> _Work request_
Copy the data precisely, keeping every character.

=== Entries provided ===

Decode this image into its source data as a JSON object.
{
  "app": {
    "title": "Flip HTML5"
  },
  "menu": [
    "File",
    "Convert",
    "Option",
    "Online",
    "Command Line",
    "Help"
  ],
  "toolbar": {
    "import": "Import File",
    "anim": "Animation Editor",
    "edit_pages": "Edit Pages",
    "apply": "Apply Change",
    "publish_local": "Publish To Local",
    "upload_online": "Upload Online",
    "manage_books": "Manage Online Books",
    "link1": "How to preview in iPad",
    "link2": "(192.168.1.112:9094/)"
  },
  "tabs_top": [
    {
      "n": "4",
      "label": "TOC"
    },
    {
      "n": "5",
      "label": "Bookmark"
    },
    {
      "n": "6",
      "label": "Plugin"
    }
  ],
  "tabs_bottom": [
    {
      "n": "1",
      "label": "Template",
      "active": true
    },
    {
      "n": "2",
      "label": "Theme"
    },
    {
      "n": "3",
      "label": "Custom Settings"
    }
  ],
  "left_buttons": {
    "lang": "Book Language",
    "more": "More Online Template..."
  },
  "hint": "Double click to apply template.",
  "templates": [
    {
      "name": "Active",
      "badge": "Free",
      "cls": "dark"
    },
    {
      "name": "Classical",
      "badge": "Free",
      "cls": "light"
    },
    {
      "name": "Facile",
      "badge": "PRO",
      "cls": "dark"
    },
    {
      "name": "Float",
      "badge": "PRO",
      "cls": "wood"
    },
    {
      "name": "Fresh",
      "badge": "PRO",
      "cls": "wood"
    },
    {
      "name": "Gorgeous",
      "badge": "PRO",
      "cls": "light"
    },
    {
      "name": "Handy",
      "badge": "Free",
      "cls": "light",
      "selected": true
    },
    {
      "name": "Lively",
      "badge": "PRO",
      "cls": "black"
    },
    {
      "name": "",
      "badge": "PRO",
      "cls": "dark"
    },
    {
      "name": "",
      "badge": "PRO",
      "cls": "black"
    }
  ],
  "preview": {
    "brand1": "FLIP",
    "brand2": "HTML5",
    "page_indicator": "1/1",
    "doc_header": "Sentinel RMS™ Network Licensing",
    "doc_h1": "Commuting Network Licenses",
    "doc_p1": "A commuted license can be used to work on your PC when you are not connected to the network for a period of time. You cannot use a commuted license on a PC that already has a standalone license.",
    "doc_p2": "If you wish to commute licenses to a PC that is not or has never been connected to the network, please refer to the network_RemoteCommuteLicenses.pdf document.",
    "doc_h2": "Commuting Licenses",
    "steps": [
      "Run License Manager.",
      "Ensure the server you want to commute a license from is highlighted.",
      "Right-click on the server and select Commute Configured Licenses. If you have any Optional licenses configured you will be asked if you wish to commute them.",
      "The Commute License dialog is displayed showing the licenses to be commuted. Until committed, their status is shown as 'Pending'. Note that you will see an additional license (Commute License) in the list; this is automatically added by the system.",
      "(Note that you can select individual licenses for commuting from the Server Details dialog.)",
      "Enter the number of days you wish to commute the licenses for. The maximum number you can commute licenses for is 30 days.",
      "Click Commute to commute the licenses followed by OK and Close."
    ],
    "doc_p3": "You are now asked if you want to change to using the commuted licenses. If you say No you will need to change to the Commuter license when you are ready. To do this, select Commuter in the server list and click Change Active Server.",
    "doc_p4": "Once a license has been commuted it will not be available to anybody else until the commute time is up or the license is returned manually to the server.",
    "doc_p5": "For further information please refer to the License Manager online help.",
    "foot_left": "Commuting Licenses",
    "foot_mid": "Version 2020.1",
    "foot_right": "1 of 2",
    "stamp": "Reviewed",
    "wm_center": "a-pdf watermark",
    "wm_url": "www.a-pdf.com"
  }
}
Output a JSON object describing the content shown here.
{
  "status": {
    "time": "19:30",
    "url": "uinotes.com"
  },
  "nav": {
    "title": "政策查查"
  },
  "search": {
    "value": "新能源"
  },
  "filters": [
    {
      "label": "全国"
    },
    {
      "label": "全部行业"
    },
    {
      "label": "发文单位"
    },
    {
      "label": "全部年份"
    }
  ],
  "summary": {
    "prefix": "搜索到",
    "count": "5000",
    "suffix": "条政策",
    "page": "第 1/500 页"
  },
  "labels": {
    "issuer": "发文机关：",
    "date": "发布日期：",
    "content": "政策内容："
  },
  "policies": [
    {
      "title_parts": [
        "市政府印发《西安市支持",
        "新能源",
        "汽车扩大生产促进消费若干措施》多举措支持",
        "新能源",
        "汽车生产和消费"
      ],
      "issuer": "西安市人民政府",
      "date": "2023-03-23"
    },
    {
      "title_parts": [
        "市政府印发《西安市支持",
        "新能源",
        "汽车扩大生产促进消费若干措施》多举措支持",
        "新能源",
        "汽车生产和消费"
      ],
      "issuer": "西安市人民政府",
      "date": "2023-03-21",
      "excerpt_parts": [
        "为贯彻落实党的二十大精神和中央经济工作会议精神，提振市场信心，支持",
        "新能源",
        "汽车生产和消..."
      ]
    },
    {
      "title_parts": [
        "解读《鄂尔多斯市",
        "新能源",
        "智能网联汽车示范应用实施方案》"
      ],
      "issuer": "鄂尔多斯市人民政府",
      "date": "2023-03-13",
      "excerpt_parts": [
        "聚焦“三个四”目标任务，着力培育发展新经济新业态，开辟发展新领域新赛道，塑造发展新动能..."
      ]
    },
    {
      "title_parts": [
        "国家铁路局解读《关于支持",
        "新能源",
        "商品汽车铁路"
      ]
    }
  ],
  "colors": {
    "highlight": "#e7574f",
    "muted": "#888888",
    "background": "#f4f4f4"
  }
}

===

> _Exercise response_
Decode this image into its source data as a JSON object.
{
  "app": {
    "title": "Flip HTML5"
  },
  "menu": [
    "File",
    "Convert",
    "Option",
    "Online",
    "Command Line",
    "Help"
  ],
  "toolbar": {
    "import": "Import File",
    "anim": "Animation Editor",
    "edit_pages": "Edit Pages",
    "apply": "Apply Change",
    "publish_local": "Publish To Local",
    "upload_online": "Upload Online",
    "manage_books": "Manage Online Books",
    "link1": "How to preview in iPad",
    "link2": "(192.168.1.112:9094/)"
  },
  "tabs_top": [
    {
      "n": "4",
      "label": "TOC"
    },
    {
      "n": "5",
      "label": "Bookmark"
    },
    {
      "n": "6",
      "label": "Plugin"
    }
  ],
  "tabs_bottom": [
    {
      "n": "1",
      "label": "Template",
      "active": true
    },
    {
      "n": "2",
      "label": "Theme"
    },
    {
      "n": "3",
      "label": "Custom Settings"
    }
  ],
  "left_buttons": {
    "lang": "Book Language",
    "more": "More Online Template..."
  },
  "hint": "Double click to apply template.",
  "templates": [
    {
      "name": "Active",
      "badge": "Free",
      "cls": "dark"
    },
    {
      "name": "Classical",
      "badge": "Free",
      "cls": "light"
    },
    {
      "name": "Facile",
      "badge": "PRO",
      "cls": "dark"
    },
    {
      "name": "Float",
      "badge": "PRO",
      "cls": "wood"
    },
    {
      "name": "Fresh",
      "badge": "PRO",
      "cls": "wood"
    },
    {
      "name": "Gorgeous",
      "badge": "PRO",
      "cls": "light"
    },
    {
      "name": "Handy",
      "badge": "Free",
      "cls": "light",
      "selected": true
    },
    {
      "name": "Lively",
      "badge": "PRO",
      "cls": "black"
    },
    {
      "name": "",
      "badge": "PRO",
      "cls": "dark"
    },
    {
      "name": "",
      "badge": "PRO",
      "cls": "black"
    }
  ],
  "preview": {
    "brand1": "FLIP",
    "brand2": "HTML5",
    "page_indicator": "1/1",
    "doc_header": "Sentinel RMS™ Network Licensing",
    "doc_h1": "Commuting Network Licenses",
    "doc_p1": "A commuted license can be used to work on your PC when you are not connected to the network for a period of time. You cannot use a commuted license on a PC that already has a standalone license.",
    "doc_p2": "If you wish to commute licenses to a PC that is not or has never been connected to the network, please refer to the network_RemoteCommuteLicenses.pdf document.",
    "doc_h2": "Commuting Licenses",
    "steps": [
      "Run License Manager.",
      "Ensure the server you want to commute a license from is highlighted.",
      "Right-click on the server and select Commute Configured Licenses. If you have any Optional licenses configured you will be asked if you wish to commute them.",
      "The Commute License dialog is displayed showing the licenses to be commuted. Until committed, their status is shown as 'Pending'. Note that you will see an additional license (Commute License) in the list; this is automatically added by the system.",
      "(Note that you can select individual licenses for commuting from the Server Details dialog.)",
      "Enter the number of days you wish to commute the licenses for. The maximum number you can commute licenses for is 30 days.",
      "Click Commute to commute the licenses followed by OK and Close."
    ],
    "doc_p3": "You are now asked if you want to change to using the commuted licenses. If you say No you will need to change to the Commuter license when you are ready. To do this, select Commuter in the server list and click Change Active Server.",
    "doc_p4": "Once a license has been commuted it will not be available to anybody else until the commute time is up or the license is returned manually to the server.",
    "doc_p5": "For further information please refer to the License Manager online help.",
    "foot_left": "Commuting Licenses",
    "foot_mid": "Version 2020.1",
    "foot_right": "1 of 2",
    "stamp": "Reviewed",
    "wm_center": "a-pdf watermark",
    "wm_url": "www.a-pdf.com"
  }
}
Output a JSON object describing the content shown here.
{
  "status": {
    "time": "19:30",
    "url": "uinotes.com"
  },
  "nav": {
    "title": "政策查查"
  },
  "search": {
    "value": "新能源"
  },
  "filters": [
    {
      "label": "全国"
    },
    {
      "label": "全部行业"
    },
    {
      "label": "发文单位"
    },
    {
      "label": "全部年份"
    }
  ],
  "summary": {
    "prefix": "搜索到",
    "count": "5000",
    "suffix": "条政策",
    "page": "第 1/500 页"
  },
  "labels": {
    "issuer": "发文机关：",
    "date": "发布日期：",
    "content": "政策内容："
  },
  "policies": [
    {
      "title_parts": [
        "市政府印发《西安市支持",
        "新能源",
        "汽车扩大生产促进消费若干措施》多举措支持",
        "新能源",
        "汽车生产和消费"
      ],
      "issuer": "西安市人民政府",
      "date": "2023-03-23"
    },
    {
      "title_parts": [
        "市政府印发《西安市支持",
        "新能源",
        "汽车扩大生产促进消费若干措施》多举措支持",
        "新能源",
        "汽车生产和消费"
      ],
      "issuer": "西安市人民政府",
      "date": "2023-03-21",
      "excerpt_parts": [
        "为贯彻落实党的二十大精神和中央经济工作会议精神，提振市场信心，支持",
        "新能源",
        "汽车生产和消..."
      ]
    },
    {
      "title_parts": [
        "解读《鄂尔多斯市",
        "新能源",
        "智能网联汽车示范应用实施方案》"
      ],
      "issuer": "鄂尔多斯市人民政府",
      "date": "2023-03-13",
      "excerpt_parts": [
        "聚焦“三个四”目标任务，着力培育发展新经济新业态，开辟发展新领域新赛道，塑造发展新动能..."
      ]
    },
    {
      "title_parts": [
        "国家铁路局解读《关于支持",
        "新能源",
        "商品汽车铁路"
      ]
    }
  ],
  "colors": {
    "highlight": "#e7574f",
    "muted": "#888888",
    "background": "#f4f4f4"
  }
}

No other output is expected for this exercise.